|WO2003032444A1 *||Sep 26, 2001||Apr 17, 2003||Japan Aviation Electron||Connector for flat cable|
|U.S. Classification||439/465, 439/494, 439/497|
|International Classification||H01R13/658, H01R13/6585, H01R12/70, H01R13/58|
|Cooperative Classification||H01R13/6585, H01R23/662, H01R13/58|
|Mar 3, 1981||AS||Assignment|
Owner name: THOMAS & BETTS CORPORATION, 920 ROUTE 202, RARITAN
Free format text: ASSIGNMENT OF ASSIGNORS INTEREST.;ASSIGNOR:NAROZNY RONALD S.;REEL/FRAME:003870/0723
Effective date: 19810224
|Nov 17, 1986||FPAY||Fee payment|
Year of fee payment: 4
|Nov 19, 1990||FPAY||Fee payment|
Year of fee payment: 8
|Jan 3, 1995||FPAY||Fee payment|
Year of fee payment: 12
|Oct 9, 1998||AS||Assignment|

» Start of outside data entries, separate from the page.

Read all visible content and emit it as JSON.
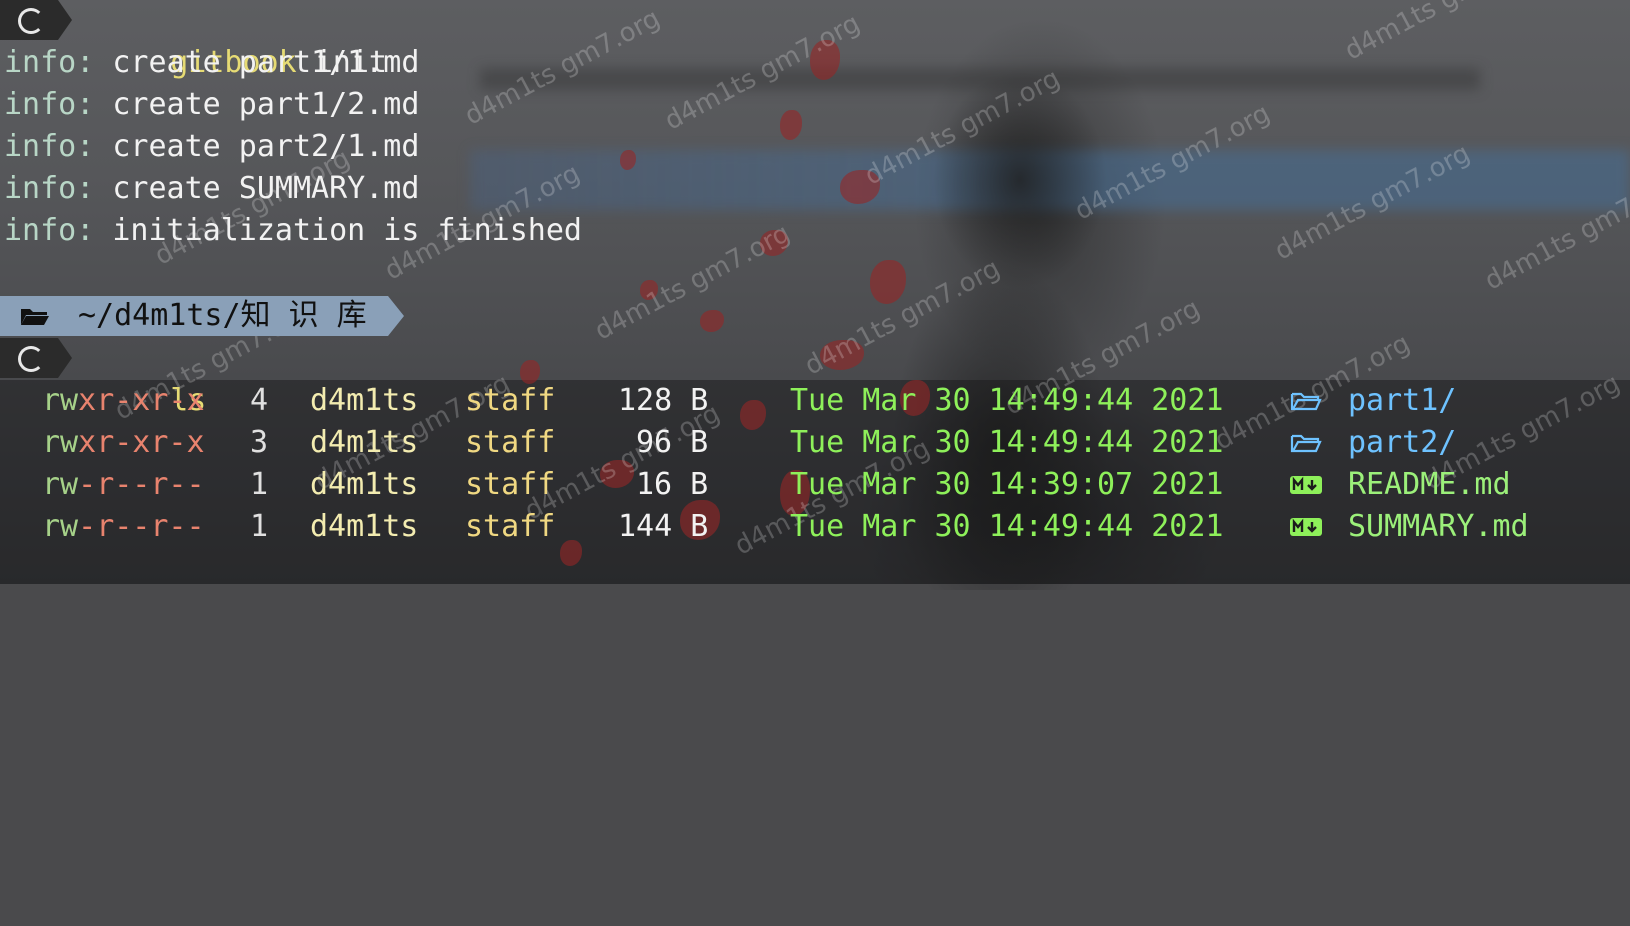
{
  "terminal": {
    "prompt1": {
      "command": "gitbook",
      "argument": " init"
    },
    "output": [
      {
        "label": "info:",
        "text": " create part1/1.md"
      },
      {
        "label": "info:",
        "text": " create part1/2.md"
      },
      {
        "label": "info:",
        "text": " create part2/1.md"
      },
      {
        "label": "info:",
        "text": " create SUMMARY.md"
      },
      {
        "label": "info:",
        "text": " initialization is finished"
      }
    ],
    "path_bar": {
      "path": "~/d4m1ts/知 识 库"
    },
    "prompt2": {
      "command": "ls"
    },
    "listing": [
      {
        "perm_a": "rw",
        "perm_b": "x",
        "perm_c": "r-xr-x",
        "links": "4",
        "owner": "d4m1ts",
        "group": "staff",
        "size": "128 B",
        "date": "Tue Mar 30 14:49:44 2021",
        "icon": "folder-icon",
        "name": "part1/"
      },
      {
        "perm_a": "rw",
        "perm_b": "x",
        "perm_c": "r-xr-x",
        "links": "3",
        "owner": "d4m1ts",
        "group": "staff",
        "size": "96 B",
        "date": "Tue Mar 30 14:49:44 2021",
        "icon": "folder-icon",
        "name": "part2/"
      },
      {
        "perm_a": "rw",
        "perm_b": "-",
        "perm_c": "r--r--",
        "links": "1",
        "owner": "d4m1ts",
        "group": "staff",
        "size": "16 B",
        "date": "Tue Mar 30 14:39:07 2021",
        "icon": "markdown-icon",
        "name": "README.md"
      },
      {
        "perm_a": "rw",
        "perm_b": "-",
        "perm_c": "r--r--",
        "links": "1",
        "owner": "d4m1ts",
        "group": "staff",
        "size": "144 B",
        "date": "Tue Mar 30 14:49:44 2021",
        "icon": "markdown-icon",
        "name": "SUMMARY.md"
      }
    ]
  },
  "watermark": {
    "text": "d4m1ts gm7.org"
  },
  "colors": {
    "command": "#e6db74",
    "info_label": "#b8d6c6",
    "path_bar": "#8aa0b8",
    "date": "#8ef05a",
    "folder_name": "#6ec2ff",
    "markdown_name": "#9cf07a"
  }
}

Owner name: THOMAS & BETTS INTERNATIONAL, INC., NEVADA
Free format text: ASSIGNMENT OF ASSIGNORS INTEREST;ASSIGNOR:THOMAS & BETTS CORPORATION;REEL/FRAME:009534/0734
Effective date: 19981007